Creating strategic partnership was also another reccommendation.Individuals and organizations should explore and nurture partnerships and joint initiatives in areas that are closely inter-linked and mutually re-enforcing towards promoting climate governance. Olivia added that PACJA took into those recommendations and so far the alliance has formulated climate change policies at county levels, working with Kitui, Tharaka Nithi and Embu counties.
At the end of the workshop the participants’ county climate action resolved to:
- To engage local communities, academia, Climate Change Directorate and Civil Society Organizations in the Climate sector.
- Establish climate change policy legal framework – have in place governance structures.
- Support sustainable land use forest conservation and reforestation to reduce GHG.
- Lobby for budgetary allocation for climate action in county budgets.
In order to lay groundwork for the Kenya CSOs and Climate finance working group Pan African Climate Justice Alliance collaborated with National treasury (National Designated Authority) trained CSOs on Climate change budgeting and coding skills. This will not improve their Capacity but also enhance their skills to track climate Finance Flows in Kenya. Moreover CSO were trained on Green Climate Finance processes and how to develop bankable proposals that can address key climate challenges most vulnerable communities especially in ASALs region.

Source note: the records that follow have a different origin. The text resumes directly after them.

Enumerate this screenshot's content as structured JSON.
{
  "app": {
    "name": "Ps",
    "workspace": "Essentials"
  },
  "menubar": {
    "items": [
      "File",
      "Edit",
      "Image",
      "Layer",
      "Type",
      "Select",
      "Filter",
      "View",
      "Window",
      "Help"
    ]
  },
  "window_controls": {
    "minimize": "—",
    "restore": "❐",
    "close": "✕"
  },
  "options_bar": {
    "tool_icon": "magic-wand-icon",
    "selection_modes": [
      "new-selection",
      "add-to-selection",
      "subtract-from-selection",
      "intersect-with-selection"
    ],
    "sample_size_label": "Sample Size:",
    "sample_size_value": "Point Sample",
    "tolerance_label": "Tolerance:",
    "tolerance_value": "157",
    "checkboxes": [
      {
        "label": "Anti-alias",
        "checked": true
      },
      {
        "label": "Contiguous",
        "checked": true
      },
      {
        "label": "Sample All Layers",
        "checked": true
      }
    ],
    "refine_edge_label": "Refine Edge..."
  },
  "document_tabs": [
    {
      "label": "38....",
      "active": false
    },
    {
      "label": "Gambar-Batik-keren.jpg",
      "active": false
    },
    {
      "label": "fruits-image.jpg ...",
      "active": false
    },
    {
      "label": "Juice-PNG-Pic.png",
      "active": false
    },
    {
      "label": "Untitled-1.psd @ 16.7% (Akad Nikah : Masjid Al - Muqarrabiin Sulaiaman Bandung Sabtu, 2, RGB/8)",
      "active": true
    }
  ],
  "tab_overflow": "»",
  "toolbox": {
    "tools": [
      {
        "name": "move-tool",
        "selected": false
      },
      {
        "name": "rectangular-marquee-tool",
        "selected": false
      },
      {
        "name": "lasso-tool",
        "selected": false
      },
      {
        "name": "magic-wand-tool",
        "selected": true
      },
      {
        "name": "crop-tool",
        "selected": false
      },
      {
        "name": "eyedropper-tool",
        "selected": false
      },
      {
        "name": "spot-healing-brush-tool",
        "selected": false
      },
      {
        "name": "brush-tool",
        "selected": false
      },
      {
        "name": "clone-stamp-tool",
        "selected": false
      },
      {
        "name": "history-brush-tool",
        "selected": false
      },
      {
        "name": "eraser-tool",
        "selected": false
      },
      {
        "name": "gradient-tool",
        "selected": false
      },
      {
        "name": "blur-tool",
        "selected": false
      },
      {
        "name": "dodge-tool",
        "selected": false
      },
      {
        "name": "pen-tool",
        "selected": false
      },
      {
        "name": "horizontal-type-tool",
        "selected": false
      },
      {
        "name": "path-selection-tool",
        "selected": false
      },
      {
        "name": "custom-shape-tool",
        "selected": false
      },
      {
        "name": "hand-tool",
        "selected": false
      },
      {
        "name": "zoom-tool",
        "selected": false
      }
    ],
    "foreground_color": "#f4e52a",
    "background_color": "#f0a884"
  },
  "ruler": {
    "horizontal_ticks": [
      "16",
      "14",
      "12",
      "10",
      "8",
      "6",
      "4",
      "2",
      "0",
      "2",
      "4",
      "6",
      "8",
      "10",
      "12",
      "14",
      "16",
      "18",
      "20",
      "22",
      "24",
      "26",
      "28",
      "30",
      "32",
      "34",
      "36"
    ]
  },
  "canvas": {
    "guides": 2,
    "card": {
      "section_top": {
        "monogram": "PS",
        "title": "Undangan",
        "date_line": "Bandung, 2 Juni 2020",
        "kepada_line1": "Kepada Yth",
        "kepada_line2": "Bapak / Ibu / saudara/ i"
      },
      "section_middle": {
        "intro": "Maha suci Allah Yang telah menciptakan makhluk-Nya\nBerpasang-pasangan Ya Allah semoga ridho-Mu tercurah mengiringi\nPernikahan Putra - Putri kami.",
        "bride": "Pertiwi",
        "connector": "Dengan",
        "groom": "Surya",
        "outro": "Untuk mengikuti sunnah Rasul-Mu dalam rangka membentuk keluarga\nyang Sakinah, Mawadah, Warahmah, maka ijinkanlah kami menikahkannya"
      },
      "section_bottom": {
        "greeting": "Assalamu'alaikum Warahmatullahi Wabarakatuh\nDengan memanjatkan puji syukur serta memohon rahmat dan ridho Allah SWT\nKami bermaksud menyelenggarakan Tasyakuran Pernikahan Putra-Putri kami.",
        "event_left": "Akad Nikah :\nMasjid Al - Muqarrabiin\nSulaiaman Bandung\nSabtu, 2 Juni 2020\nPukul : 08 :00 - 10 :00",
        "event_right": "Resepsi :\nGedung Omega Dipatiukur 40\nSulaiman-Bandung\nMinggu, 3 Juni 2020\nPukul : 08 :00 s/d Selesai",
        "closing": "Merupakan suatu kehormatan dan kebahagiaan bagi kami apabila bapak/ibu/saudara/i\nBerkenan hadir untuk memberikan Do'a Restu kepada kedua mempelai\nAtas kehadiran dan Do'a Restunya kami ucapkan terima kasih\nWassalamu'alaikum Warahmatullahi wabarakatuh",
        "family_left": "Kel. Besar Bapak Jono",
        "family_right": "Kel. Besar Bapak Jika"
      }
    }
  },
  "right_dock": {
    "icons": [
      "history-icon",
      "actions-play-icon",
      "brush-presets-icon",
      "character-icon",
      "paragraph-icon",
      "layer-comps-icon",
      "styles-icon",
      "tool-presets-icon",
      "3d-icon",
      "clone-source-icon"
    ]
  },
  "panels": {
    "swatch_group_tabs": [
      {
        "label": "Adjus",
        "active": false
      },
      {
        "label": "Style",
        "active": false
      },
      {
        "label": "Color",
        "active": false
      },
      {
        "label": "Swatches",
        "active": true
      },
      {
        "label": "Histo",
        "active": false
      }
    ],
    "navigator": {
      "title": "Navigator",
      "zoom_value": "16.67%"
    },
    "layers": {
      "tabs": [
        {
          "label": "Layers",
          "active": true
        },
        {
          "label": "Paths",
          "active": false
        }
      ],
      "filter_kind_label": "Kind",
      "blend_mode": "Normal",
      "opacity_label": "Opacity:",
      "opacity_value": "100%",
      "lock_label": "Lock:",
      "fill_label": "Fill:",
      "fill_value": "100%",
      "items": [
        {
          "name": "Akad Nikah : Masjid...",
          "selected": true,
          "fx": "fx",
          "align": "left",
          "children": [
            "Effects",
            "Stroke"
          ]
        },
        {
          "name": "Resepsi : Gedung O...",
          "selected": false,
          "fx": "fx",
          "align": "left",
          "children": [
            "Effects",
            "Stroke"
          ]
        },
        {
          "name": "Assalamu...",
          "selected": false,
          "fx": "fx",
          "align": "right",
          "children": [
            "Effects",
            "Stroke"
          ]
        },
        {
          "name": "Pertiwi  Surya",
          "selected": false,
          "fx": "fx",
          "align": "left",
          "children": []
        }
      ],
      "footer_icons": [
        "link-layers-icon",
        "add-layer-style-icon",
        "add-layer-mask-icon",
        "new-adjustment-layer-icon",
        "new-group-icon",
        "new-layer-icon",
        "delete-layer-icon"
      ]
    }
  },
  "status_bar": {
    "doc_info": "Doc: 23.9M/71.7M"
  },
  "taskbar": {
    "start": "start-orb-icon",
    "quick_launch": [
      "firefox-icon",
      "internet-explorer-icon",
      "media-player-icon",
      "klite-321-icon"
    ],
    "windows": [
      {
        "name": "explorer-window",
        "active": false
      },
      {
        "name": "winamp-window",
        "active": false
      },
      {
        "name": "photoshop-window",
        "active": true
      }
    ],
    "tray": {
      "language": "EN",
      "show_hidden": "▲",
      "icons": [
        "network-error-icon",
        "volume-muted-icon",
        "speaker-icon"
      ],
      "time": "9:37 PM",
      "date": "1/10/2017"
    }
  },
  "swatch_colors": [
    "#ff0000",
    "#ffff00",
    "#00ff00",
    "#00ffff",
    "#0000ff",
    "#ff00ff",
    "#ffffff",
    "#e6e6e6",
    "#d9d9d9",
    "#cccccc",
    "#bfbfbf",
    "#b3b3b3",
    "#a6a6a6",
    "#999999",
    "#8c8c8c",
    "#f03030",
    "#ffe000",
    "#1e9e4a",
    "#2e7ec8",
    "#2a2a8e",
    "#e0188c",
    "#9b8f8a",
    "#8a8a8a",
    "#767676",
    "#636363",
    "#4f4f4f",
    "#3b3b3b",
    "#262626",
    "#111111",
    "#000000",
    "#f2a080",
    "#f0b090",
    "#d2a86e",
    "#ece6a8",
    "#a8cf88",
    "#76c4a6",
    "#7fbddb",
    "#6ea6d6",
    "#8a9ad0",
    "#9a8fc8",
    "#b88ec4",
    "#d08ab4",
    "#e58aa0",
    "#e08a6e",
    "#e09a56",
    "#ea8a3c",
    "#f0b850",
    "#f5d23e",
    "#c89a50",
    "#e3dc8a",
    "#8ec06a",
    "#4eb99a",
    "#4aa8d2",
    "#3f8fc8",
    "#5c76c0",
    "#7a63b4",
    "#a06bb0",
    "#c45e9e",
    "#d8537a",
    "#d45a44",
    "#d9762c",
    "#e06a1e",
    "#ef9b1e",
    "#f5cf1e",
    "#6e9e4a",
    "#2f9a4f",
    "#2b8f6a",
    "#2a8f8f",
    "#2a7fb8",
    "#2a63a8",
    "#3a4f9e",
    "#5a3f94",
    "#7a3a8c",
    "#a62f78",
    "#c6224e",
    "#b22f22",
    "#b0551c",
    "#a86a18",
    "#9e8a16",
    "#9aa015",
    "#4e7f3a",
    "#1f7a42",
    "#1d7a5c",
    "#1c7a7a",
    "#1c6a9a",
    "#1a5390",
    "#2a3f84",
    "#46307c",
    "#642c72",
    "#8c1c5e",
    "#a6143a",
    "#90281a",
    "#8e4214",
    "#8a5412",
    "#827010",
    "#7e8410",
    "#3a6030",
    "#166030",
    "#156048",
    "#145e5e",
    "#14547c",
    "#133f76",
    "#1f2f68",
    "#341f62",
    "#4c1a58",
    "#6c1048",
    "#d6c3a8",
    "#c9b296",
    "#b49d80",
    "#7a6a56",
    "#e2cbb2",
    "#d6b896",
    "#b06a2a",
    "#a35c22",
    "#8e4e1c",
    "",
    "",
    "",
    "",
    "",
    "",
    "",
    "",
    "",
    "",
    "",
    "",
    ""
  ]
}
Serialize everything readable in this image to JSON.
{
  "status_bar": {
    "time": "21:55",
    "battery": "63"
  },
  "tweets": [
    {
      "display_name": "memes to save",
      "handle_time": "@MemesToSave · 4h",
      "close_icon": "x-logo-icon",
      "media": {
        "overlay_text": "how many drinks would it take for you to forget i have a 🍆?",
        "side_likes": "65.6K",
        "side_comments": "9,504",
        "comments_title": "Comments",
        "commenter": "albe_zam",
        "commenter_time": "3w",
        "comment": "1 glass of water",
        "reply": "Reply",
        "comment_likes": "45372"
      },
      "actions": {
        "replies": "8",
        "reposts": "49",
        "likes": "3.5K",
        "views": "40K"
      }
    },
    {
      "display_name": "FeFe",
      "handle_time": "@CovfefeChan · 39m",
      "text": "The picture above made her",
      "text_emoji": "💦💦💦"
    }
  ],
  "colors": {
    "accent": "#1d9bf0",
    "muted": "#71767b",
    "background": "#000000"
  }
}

It is a known fact that majority of the SMEs use obsolete technologies because of their inability or having inadequate finance to go for new technologies. As per the statistics, SMEs are the major source of environmental pollution (70%). This is very alarming figure and, hence , necessitates that SMEs should be made aware of this act. They must care for the environment and adopt green business practices. Wellbeing of the environment should well be taken into consideration by SMEs while developing their business strategy (International Society for SMEs, 2019).
This survey, thus, will be useful in understanding the landscape in the SMEs engagement in climate change, their preparedness, and help KIE to develop practical measures to support them to actively participate in national and sub-national dialogue and response processes......
PACJA ups the game at Gabon platform, promises more productivity
The PACJA Gabon platform has just strengthened its governance structures,…
Our Success Story: Burkina Faso
The Burkina Faso team, through Association for Education and the…
Our Success Story: Mozambique
Similar successes are being recorded in Mozambique, where the project…
Our Success Story: CONGO
PACJA’s Congo platform, through CIREK, is empowering civil society organisations…
Enhancing Policy Change on Climate Change and Natural Resource Management project
This project seeks to address the gaps in the existing…
The Voice for Change Partnership Project (V4CP)
This V4CP project is designed and implemented under the premise…
Deepening African Civil Society Engagement in International Post- Paris Climate Change Dialogues and Response Strategies
This project aims to strengthen African civil society engagement in…
THE PAN AFRICAN CIVIL SOCIETY FOREST CARBON PARTNERSHIP FACILITY (FCPF) CAPACITY BUILDING PROGRAM (CBP) ON REDD+ PROJECT
INTRODUCTION PACJA is currently the Africa CSO Recipient Organization for…